> _Problem requirements_
Give the records again. Keep them exact and leave out the images.

[[ Listed entries, beginning ]]

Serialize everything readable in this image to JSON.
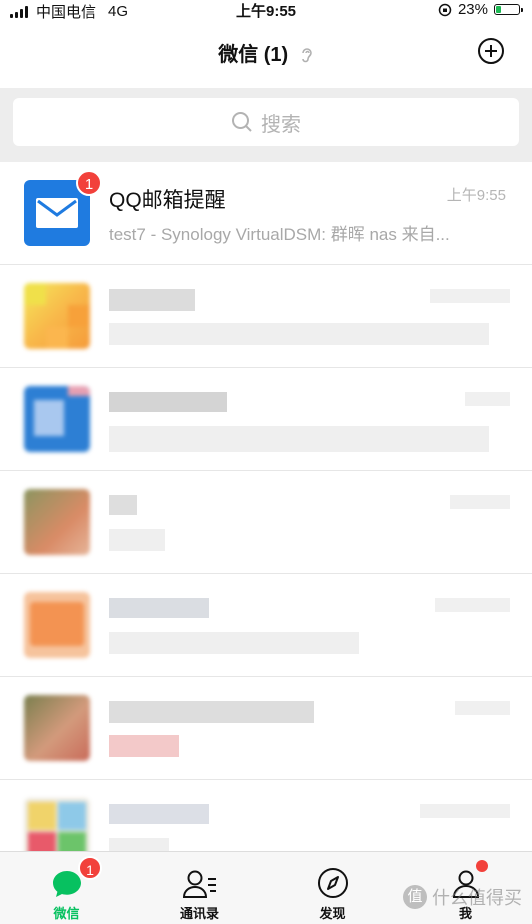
{
  "status_bar": {
    "carrier": "中国电信",
    "network": "4G",
    "time": "上午9:55",
    "battery_percent": "23%",
    "battery_level": 0.23,
    "battery_color": "#1db954"
  },
  "header": {
    "title": "微信 (1)",
    "ear_icon": "ear-icon",
    "add_icon": "plus-circle-icon"
  },
  "search": {
    "placeholder": "搜索",
    "icon": "search-icon"
  },
  "chats": [
    {
      "name": "QQ邮箱提醒",
      "time": "上午9:55",
      "preview": "test7 - Synology VirtualDSM: 群晖 nas 来自...",
      "badge": "1",
      "avatar_icon": "mail-icon",
      "avatar_color": "#1f7be0"
    }
  ],
  "tabbar": {
    "tabs": [
      {
        "label": "微信",
        "icon": "chat-bubble-icon",
        "badge": "1",
        "active": true
      },
      {
        "label": "通讯录",
        "icon": "contacts-icon"
      },
      {
        "label": "发现",
        "icon": "compass-icon"
      },
      {
        "label": "我",
        "icon": "person-icon",
        "dot": true
      }
    ],
    "active_color": "#07c160",
    "badge_color": "#f2413b"
  },
  "watermark": {
    "text": "什么值得买",
    "icon_text": "值"
  }
}
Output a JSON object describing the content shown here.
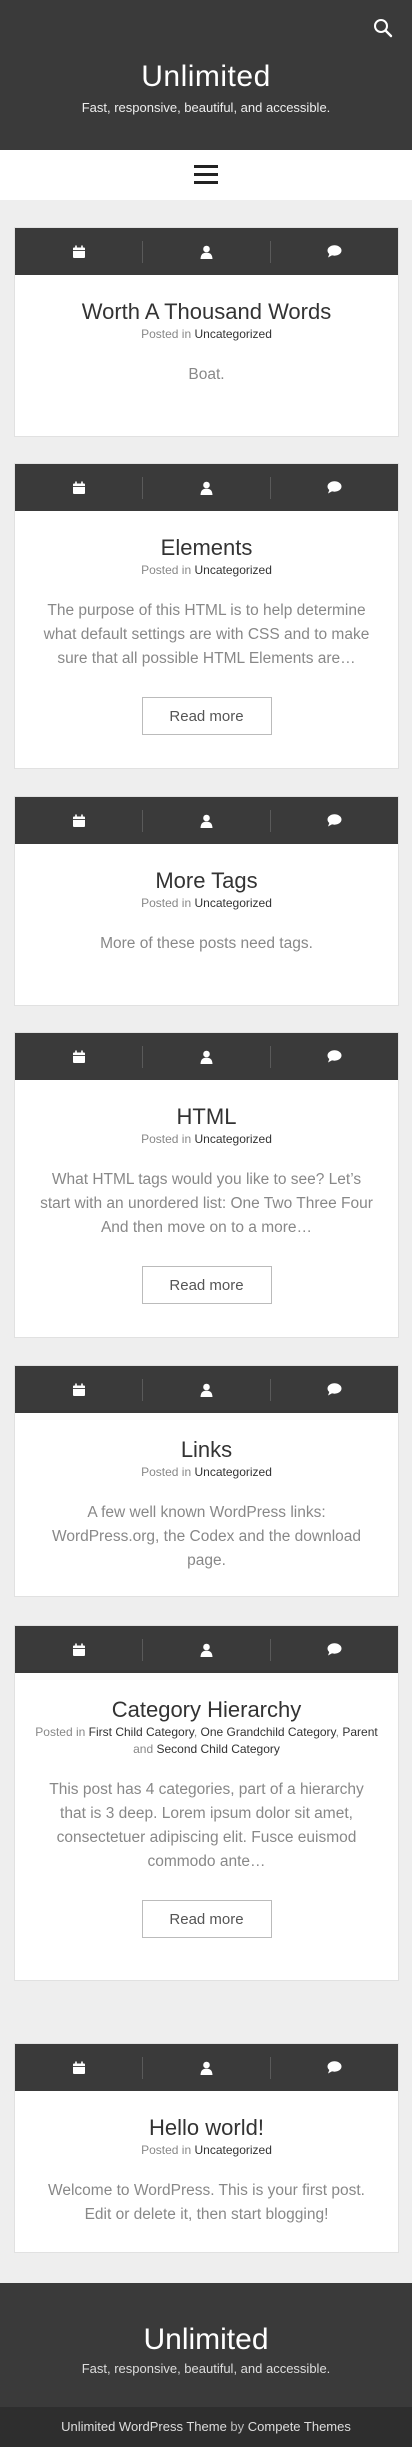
{
  "header": {
    "title": "Unlimited",
    "tagline": "Fast, responsive, beautiful, and accessible."
  },
  "posts": [
    {
      "title": "Worth A Thousand Words",
      "posted_in": "Posted in",
      "categories": [
        "Uncategorized"
      ],
      "excerpt": "Boat.",
      "read_more": ""
    },
    {
      "title": "Elements",
      "posted_in": "Posted in",
      "categories": [
        "Uncategorized"
      ],
      "excerpt": "The purpose of this HTML is to help determine what default settings are with CSS and to make sure that all possible HTML Elements are…",
      "read_more": "Read more"
    },
    {
      "title": "More Tags",
      "posted_in": "Posted in",
      "categories": [
        "Uncategorized"
      ],
      "excerpt": "More of these posts need tags.",
      "read_more": ""
    },
    {
      "title": "HTML",
      "posted_in": "Posted in",
      "categories": [
        "Uncategorized"
      ],
      "excerpt": "What HTML tags would you like to see? Let’s start with an unordered list: One Two Three Four And then move on to a more…",
      "read_more": "Read more"
    },
    {
      "title": "Links",
      "posted_in": "Posted in",
      "categories": [
        "Uncategorized"
      ],
      "excerpt": "A few well known WordPress links: WordPress.org, the Codex and the download page.",
      "read_more": ""
    },
    {
      "title": "Category Hierarchy",
      "posted_in": "Posted in",
      "categories": [
        "First Child Category",
        "One Grandchild Category",
        "Parent",
        "Second Child Category"
      ],
      "excerpt": "This post has 4 categories, part of a hierarchy that is 3 deep. Lorem ipsum dolor sit amet, consectetuer adipiscing elit. Fusce euismod commodo ante…",
      "read_more": "Read more"
    },
    {
      "title": "Hello world!",
      "posted_in": "Posted in",
      "categories": [
        "Uncategorized"
      ],
      "excerpt": "Welcome to WordPress. This is your first post. Edit or delete it, then start blogging!",
      "read_more": ""
    }
  ],
  "footer": {
    "title": "Unlimited",
    "tagline": "Fast, responsive, beautiful, and accessible.",
    "credit_link": "Unlimited WordPress Theme",
    "credit_by": "by",
    "credit_author": "Compete Themes"
  }
}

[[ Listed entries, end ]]

> _Task response_
Serialize everything readable in this image to JSON.
{
  "status_bar": {
    "carrier": "中国电信",
    "network": "4G",
    "time": "上午9:55",
    "battery_percent": "23%",
    "battery_level": 0.23,
    "battery_color": "#1db954"
  },
  "header": {
    "title": "微信 (1)",
    "ear_icon": "ear-icon",
    "add_icon": "plus-circle-icon"
  },
  "search": {
    "placeholder": "搜索",
    "icon": "search-icon"
  },
  "chats": [
    {
      "name": "QQ邮箱提醒",
      "time": "上午9:55",
      "preview": "test7 - Synology VirtualDSM: 群晖 nas 来自...",
      "badge": "1",
      "avatar_icon": "mail-icon",
      "avatar_color": "#1f7be0"
    }
  ],
  "tabbar": {
    "tabs": [
      {
        "label": "微信",
        "icon": "chat-bubble-icon",
        "badge": "1",
        "active": true
      },
      {
        "label": "通讯录",
        "icon": "contacts-icon"
      },
      {
        "label": "发现",
        "icon": "compass-icon"
      },
      {
        "label": "我",
        "icon": "person-icon",
        "dot": true
      }
    ],
    "active_color": "#07c160",
    "badge_color": "#f2413b"
  },
  "watermark": {
    "text": "什么值得买",
    "icon_text": "值"
  }
}
Output a JSON object describing the content shown here.
{
  "header": {
    "title": "Unlimited",
    "tagline": "Fast, responsive, beautiful, and accessible."
  },
  "posts": [
    {
      "title": "Worth A Thousand Words",
      "posted_in": "Posted in",
      "categories": [
        "Uncategorized"
      ],
      "excerpt": "Boat.",
      "read_more": ""
    },
    {
      "title": "Elements",
      "posted_in": "Posted in",
      "categories": [
        "Uncategorized"
      ],
      "excerpt": "The purpose of this HTML is to help determine what default settings are with CSS and to make sure that all possible HTML Elements are…",
      "read_more": "Read more"
    },
    {
      "title": "More Tags",
      "posted_in": "Posted in",
      "categories": [
        "Uncategorized"
      ],
      "excerpt": "More of these posts need tags.",
      "read_more": ""
    },
    {
      "title": "HTML",
      "posted_in": "Posted in",
      "categories": [
        "Uncategorized"
      ],
      "excerpt": "What HTML tags would you like to see? Let’s start with an unordered list: One Two Three Four And then move on to a more…",
      "read_more": "Read more"
    },
    {
      "title": "Links",
      "posted_in": "Posted in",
      "categories": [
        "Uncategorized"
      ],
      "excerpt": "A few well known WordPress links: WordPress.org, the Codex and the download page.",
      "read_more": ""
    },
    {
      "title": "Category Hierarchy",
      "posted_in": "Posted in",
      "categories": [
        "First Child Category",
        "One Grandchild Category",
        "Parent",
        "Second Child Category"
      ],
      "excerpt": "This post has 4 categories, part of a hierarchy that is 3 deep. Lorem ipsum dolor sit amet, consectetuer adipiscing elit. Fusce euismod commodo ante…",
      "read_more": "Read more"
    },
    {
      "title": "Hello world!",
      "posted_in": "Posted in",
      "categories": [
        "Uncategorized"
      ],
      "excerpt": "Welcome to WordPress. This is your first post. Edit or delete it, then start blogging!",
      "read_more": ""
    }
  ],
  "footer": {
    "title": "Unlimited",
    "tagline": "Fast, responsive, beautiful, and accessible.",
    "credit_link": "Unlimited WordPress Theme",
    "credit_by": "by",
    "credit_author": "Compete Themes"
  }
}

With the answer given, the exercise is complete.